=== What the exercise asks ===
Your response should consist of one number, the count of lines below that contain "attachment".

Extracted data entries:
—————
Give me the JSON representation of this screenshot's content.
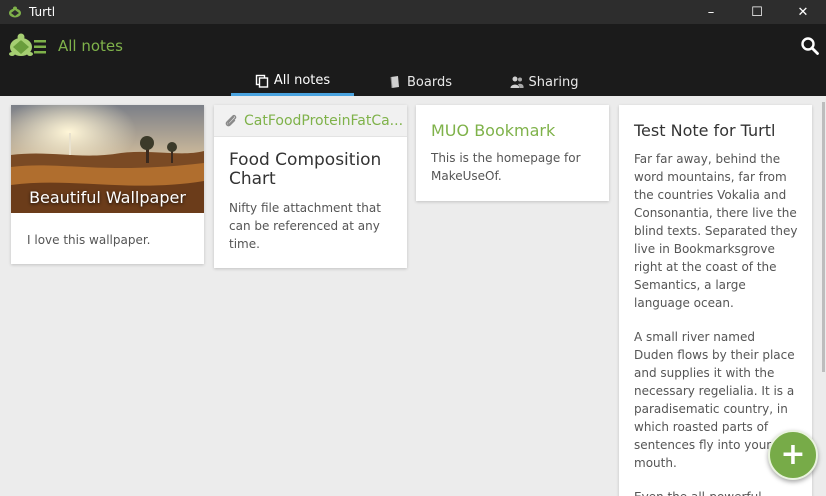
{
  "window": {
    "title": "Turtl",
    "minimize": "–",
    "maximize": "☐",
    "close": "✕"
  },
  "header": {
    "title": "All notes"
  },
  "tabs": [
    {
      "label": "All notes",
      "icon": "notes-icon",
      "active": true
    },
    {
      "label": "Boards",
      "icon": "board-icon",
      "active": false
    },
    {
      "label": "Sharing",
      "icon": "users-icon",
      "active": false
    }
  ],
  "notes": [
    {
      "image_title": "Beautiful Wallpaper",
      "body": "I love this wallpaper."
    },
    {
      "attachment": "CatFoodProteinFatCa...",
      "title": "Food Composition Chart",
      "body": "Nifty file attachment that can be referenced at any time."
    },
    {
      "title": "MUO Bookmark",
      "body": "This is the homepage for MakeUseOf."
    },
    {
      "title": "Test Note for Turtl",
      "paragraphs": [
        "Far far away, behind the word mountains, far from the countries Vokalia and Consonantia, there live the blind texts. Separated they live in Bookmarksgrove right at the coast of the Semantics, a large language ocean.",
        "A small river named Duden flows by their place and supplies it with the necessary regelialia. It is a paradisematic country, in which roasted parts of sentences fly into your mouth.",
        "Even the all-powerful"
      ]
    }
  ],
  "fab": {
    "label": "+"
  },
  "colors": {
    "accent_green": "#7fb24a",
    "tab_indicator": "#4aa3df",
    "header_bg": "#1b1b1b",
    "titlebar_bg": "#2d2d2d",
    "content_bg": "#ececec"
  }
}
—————
=== Task result ===
2